I recommend using Proton, because it usually just works. If a user reports that Proton no longer works, we would pay attention, but can’t promise anything is done very fast.

These are just comments from an engine developer (Jukka Larja) at Frozenbyte on their game’s forums, so I wouldn’t consider them to be the final word in what gets done, but it seems likely that the statements are accurate and Frozenbyte won’t support Linux in the future if Proton is effective at running their games.


The Torvalds Situation

This is old news to some, but it’s still something I wanted to write about. Linus Torvalds, the Linux kernel creator and project manager, has stepped aside (temporarily) to work on his attitude, which is acerbic and awful.

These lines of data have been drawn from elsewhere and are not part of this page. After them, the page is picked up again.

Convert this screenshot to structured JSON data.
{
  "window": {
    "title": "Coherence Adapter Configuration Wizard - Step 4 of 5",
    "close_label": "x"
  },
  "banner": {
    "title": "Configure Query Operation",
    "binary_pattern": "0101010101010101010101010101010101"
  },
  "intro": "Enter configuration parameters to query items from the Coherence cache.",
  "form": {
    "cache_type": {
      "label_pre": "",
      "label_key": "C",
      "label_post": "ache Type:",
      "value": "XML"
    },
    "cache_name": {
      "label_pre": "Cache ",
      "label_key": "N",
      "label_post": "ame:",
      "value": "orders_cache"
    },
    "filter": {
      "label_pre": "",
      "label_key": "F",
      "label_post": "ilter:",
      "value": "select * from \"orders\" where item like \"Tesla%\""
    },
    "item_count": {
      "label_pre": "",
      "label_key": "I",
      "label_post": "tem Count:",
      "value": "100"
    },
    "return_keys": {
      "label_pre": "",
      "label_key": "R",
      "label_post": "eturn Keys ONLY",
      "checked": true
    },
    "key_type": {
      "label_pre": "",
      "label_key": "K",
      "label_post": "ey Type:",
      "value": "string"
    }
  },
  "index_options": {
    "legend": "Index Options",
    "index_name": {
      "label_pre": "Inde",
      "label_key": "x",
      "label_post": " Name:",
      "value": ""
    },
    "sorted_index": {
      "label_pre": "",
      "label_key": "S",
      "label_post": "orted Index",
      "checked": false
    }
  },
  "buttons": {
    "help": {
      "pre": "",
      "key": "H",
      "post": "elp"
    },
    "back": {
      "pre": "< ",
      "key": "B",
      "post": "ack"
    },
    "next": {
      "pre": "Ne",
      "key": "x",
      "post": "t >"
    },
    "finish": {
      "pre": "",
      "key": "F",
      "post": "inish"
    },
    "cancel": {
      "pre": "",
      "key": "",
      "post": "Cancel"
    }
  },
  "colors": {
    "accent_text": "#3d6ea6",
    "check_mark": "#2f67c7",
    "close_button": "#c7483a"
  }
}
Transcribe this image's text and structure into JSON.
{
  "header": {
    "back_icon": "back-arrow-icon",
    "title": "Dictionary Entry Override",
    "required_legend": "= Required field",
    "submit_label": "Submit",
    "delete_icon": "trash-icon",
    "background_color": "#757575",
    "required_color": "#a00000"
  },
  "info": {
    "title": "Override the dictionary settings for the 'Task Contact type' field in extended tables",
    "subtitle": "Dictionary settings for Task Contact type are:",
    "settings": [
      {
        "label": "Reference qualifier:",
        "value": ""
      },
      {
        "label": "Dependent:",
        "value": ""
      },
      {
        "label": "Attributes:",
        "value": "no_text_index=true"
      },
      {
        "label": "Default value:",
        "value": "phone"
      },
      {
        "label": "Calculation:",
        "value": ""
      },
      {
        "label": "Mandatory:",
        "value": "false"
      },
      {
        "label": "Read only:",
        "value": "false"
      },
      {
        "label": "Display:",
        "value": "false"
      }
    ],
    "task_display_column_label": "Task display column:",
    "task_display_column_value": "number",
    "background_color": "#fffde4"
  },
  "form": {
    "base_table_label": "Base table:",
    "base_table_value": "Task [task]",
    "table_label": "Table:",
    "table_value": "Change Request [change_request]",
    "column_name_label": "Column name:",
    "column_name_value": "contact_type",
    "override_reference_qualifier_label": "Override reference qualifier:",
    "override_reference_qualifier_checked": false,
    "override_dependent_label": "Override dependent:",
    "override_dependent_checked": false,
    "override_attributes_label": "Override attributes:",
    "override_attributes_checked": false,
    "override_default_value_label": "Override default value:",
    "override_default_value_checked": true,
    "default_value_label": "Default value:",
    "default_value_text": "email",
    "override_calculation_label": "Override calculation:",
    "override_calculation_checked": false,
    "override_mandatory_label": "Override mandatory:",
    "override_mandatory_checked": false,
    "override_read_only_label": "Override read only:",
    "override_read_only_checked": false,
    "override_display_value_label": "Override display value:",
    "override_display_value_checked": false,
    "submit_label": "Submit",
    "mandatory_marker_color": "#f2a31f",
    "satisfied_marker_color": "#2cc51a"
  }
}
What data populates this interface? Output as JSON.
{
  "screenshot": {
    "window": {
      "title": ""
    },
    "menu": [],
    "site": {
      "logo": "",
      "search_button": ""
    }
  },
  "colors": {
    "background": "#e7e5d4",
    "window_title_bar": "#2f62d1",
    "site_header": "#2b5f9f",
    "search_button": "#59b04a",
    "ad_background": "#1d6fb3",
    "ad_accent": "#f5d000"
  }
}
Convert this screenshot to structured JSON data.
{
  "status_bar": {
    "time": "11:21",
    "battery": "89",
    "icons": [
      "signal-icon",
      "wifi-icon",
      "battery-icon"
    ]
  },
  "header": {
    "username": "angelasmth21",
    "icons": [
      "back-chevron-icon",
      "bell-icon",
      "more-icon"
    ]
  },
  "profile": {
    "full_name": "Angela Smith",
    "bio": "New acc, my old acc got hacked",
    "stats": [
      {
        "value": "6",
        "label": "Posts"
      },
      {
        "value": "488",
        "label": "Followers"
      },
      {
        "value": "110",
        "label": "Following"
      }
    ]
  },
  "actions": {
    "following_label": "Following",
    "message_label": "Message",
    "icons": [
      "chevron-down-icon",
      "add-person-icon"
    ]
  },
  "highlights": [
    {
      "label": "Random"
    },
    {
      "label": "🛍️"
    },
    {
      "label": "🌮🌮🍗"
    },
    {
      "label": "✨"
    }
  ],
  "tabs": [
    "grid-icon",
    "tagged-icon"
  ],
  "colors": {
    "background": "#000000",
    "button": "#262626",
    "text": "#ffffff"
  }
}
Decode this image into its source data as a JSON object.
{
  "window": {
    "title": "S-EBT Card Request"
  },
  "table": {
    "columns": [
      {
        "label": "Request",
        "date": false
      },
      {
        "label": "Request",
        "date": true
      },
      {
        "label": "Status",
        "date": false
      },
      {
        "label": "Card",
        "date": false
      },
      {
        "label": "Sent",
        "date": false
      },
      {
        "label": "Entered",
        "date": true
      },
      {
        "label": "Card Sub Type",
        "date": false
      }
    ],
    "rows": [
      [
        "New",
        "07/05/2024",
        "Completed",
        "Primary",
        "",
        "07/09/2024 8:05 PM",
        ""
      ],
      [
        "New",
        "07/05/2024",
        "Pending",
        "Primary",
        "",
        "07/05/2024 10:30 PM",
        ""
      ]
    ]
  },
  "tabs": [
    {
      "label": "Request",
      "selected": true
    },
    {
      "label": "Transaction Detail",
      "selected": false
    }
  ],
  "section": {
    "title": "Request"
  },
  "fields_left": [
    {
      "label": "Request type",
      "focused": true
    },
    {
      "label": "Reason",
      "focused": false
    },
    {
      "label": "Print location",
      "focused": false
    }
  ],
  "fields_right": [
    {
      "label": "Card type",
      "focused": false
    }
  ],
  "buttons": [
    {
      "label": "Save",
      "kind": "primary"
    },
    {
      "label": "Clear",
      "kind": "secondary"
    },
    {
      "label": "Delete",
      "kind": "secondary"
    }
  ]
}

Spewing expletives and insults at anyone who dares to work on the kernel. At first, it wasn’t understood why Torvalds chose this moment to take a break.

Noam Cohen has the scoop for The New Yorker:

Torvalds’s decision to step aside came after The New Yorker asked him a series of questions about his conduct for a story on complaints about his abusive behavior discouraging women from working as Linux-kernel programmers. In a response to The New Yorker, Torvalds said, “I am very proud of the Linux code that I invented and the impact it has had on the world. I am not, however, always proud of my inability to communicate well with others—this is a lifelong struggle for me. To anyone whose feelings I have hurt, I am deeply sorry.”

It shouldn’t take a journalist looking into your attitude for some self-reflection to happen, but I’m pretty happy that this acknowledgement is happening at all.

Torvalds’ shitty attitude of non-conformity to being a good person was infectious, it helped encourage a younger Jack Slater to be a bad leader for the ioquake3 project in the IRC channel and on the mailing list. I thought this attitude made for a good leader, it had the opposite effect. Being an asshole only brought in other assholes and a few extremely great people who helped me change as a leader.

Other “open source” leaders like Eric S. Raymond have already been found to be complete shitbergs blocking the flow of progress, at least Torvalds had enough sense to step aside and try to change.

It is decades past time for better leadership in open source and free software. Bring out the open-source 3D printed ultra mega guillotine for the leaders who refuse to step-aside or change.